Why hasn't the media picked up on the fact that LEED's growth in the US has stopped since 2010? The reality is that more than 99% of all US commercial buildings (by number) and more than 96% (by floor area), measured at the end of 2015, are not LEED-certified. if a business's sales revenues had flatlined like this, there would be immediate fixes and a new set of product updates, including changes to the basic delivery model. All we hear from USGBC is rampant triumphalism, how successful they are globally, etc. But in the most important market, accounting for 65% of product registrations in 2015, LEED shows no growth at all. Isn't it time for the larger green building community to start discussing fixes, if the "pros" in Washington can't come up with answers? We're not going to reach our massive carbon-cutting goals with LEED as it is now, that's for sure!

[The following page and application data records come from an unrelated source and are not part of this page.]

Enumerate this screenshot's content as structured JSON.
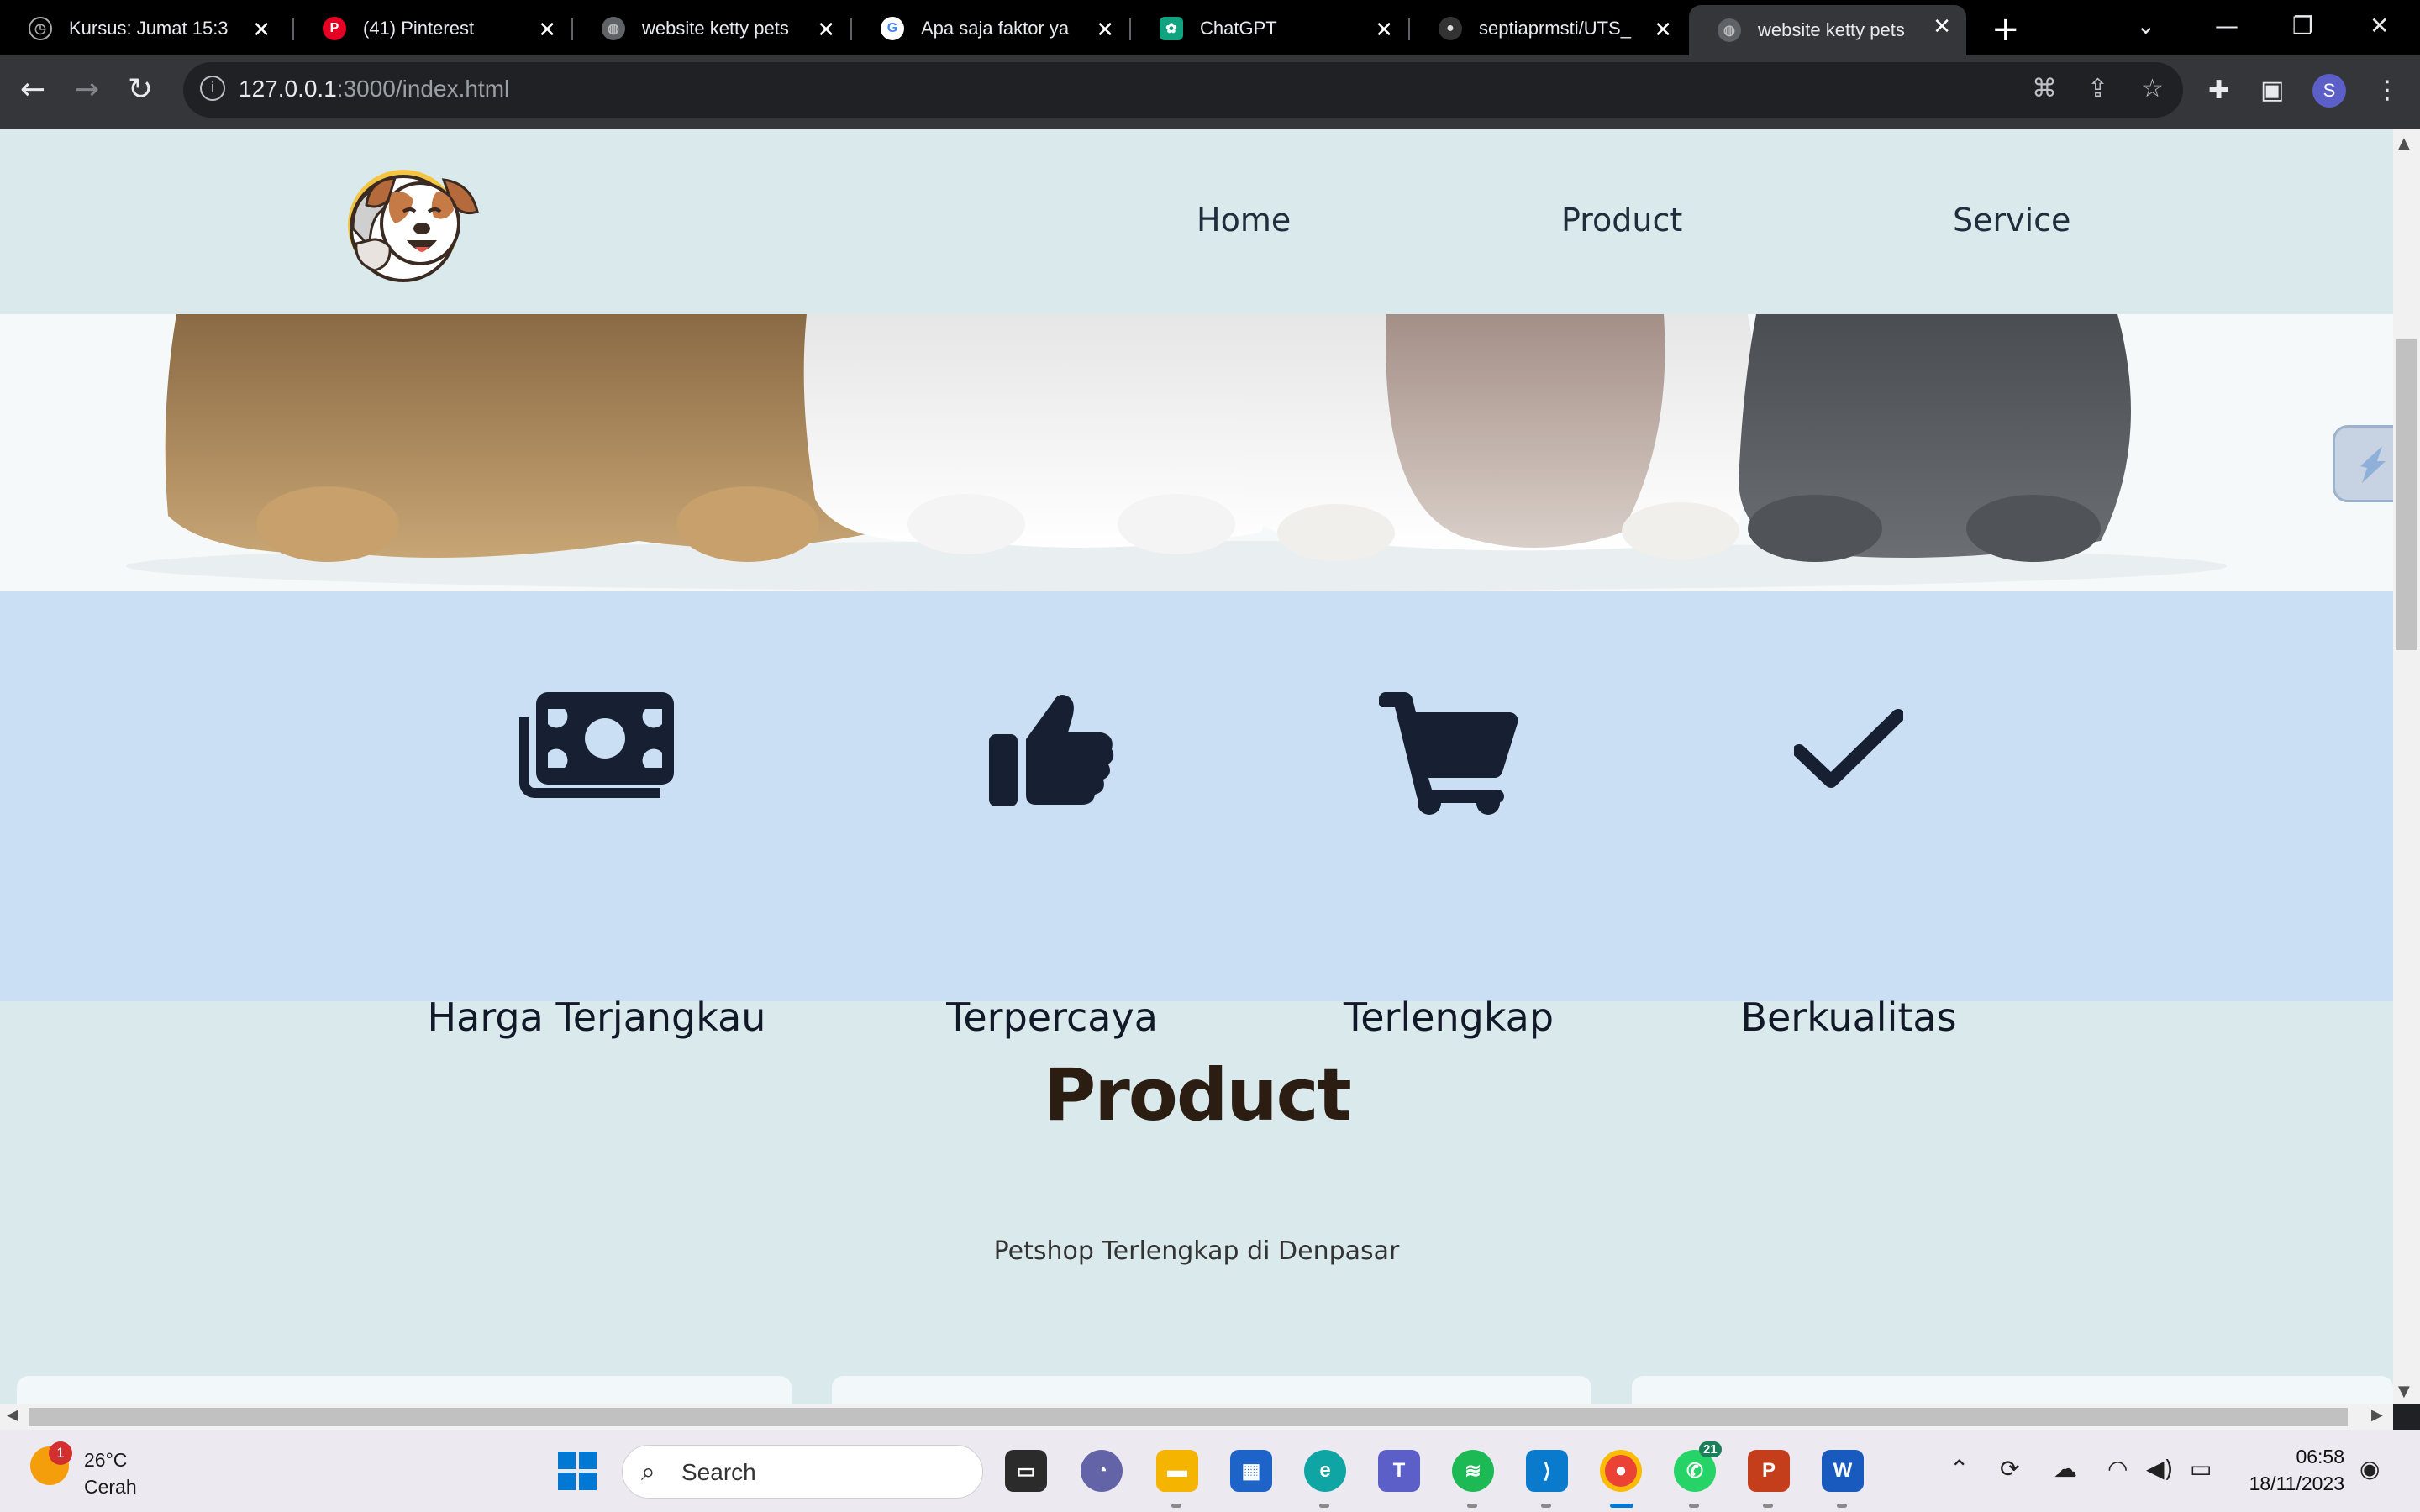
{
  "browser": {
    "tabs": [
      {
        "title": "Kursus: Jumat 15:3",
        "favicon": "moodle-icon"
      },
      {
        "title": "(41) Pinterest",
        "favicon": "pinterest-icon"
      },
      {
        "title": "website ketty pets",
        "favicon": "globe-icon"
      },
      {
        "title": "Apa saja faktor ya",
        "favicon": "google-icon"
      },
      {
        "title": "ChatGPT",
        "favicon": "chatgpt-icon"
      },
      {
        "title": "septiaprmsti/UTS_",
        "favicon": "github-icon"
      },
      {
        "title": "website ketty pets",
        "favicon": "globe-icon"
      }
    ],
    "active_tab": 6,
    "url_host": "127.0.0.1",
    "url_rest": ":3000/index.html",
    "profile_initial": "S"
  },
  "site": {
    "nav": {
      "home": "Home",
      "product": "Product",
      "service": "Service"
    },
    "features": [
      {
        "label": "Harga Terjangkau",
        "icon": "money-icon"
      },
      {
        "label": "Terpercaya",
        "icon": "thumbs-up-icon"
      },
      {
        "label": "Terlengkap",
        "icon": "cart-icon"
      },
      {
        "label": "Berkualitas",
        "icon": "check-icon"
      }
    ],
    "product_title": "Product",
    "product_subtitle": "Petshop Terlengkap di Denpasar"
  },
  "taskbar": {
    "weather_temp": "26°C",
    "weather_desc": "Cerah",
    "weather_badge": "1",
    "search_label": "Search",
    "whatsapp_badge": "21",
    "time": "06:58",
    "date": "18/11/2023"
  },
  "colors": {
    "page_bg": "#daeaec",
    "features_bg": "#cadff4",
    "icon_color": "#172033",
    "title_color": "#2b1d12"
  }
}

LEED Has Hit the Wall in the US
To understand the problem LEED is having with market acceptance, take a look at the numbers for LEED project registrations in the US nonresidential sector since 2005. (These numbers are taken directly from the online LEED Project Directory, as of 12/31/15.)
LEED’s record has been particularly dismal among existing buildings in the US, with fewer than 600 projects certified in a given year, from a total of 5.5 million US commercial and institutional buildings, a total each year representing barely more than 0.01% of all US nonresidential buildings (that’s not a typo – one-hundredth of one percent – 1 in 10,000!) The EBOM certification number for 2015, 585 projects, just continues this trend.
Why is This So Important?
We have got a gargantuan carbon problem, folks, and the lack of success LEED has had with existing buildings means that we are unlikely to hit any of the ambitious targets for reducing energy consumption in the nonresidential sector, which represents about 20% of US carbon emissions. There can be no doubt that the green building “baton” has been dropped..
How Can the USGBC Possibly Lead the Charge to a Carbon-Neutral Future?
I encourage everyone to read and analyze USGBC’s annual reports and tax filings (see previous blog), and then draw their own conclusions. It’s obvious to me that this organization and its version of the green building movement, as currently conceived and operated, has hit the wall, has lost credibility and following among the vast majority of building owners and developers (who after all have to write the checks to support the LEED program), and is rapidly losing its support among its core base of architects, engineers, builders and consultants.
In my new book, Reinventing Green Building, to be published in June by New Society Publishers, I present the case for a radical simplification of green building certification, one that will cut current costs by 90% or more, so that we can expand the market dramatically. I’ll share more insights from the book in upcoming blog posts. Please stay tuned and subscribe by email link if you want to be notified of new posts to this blog.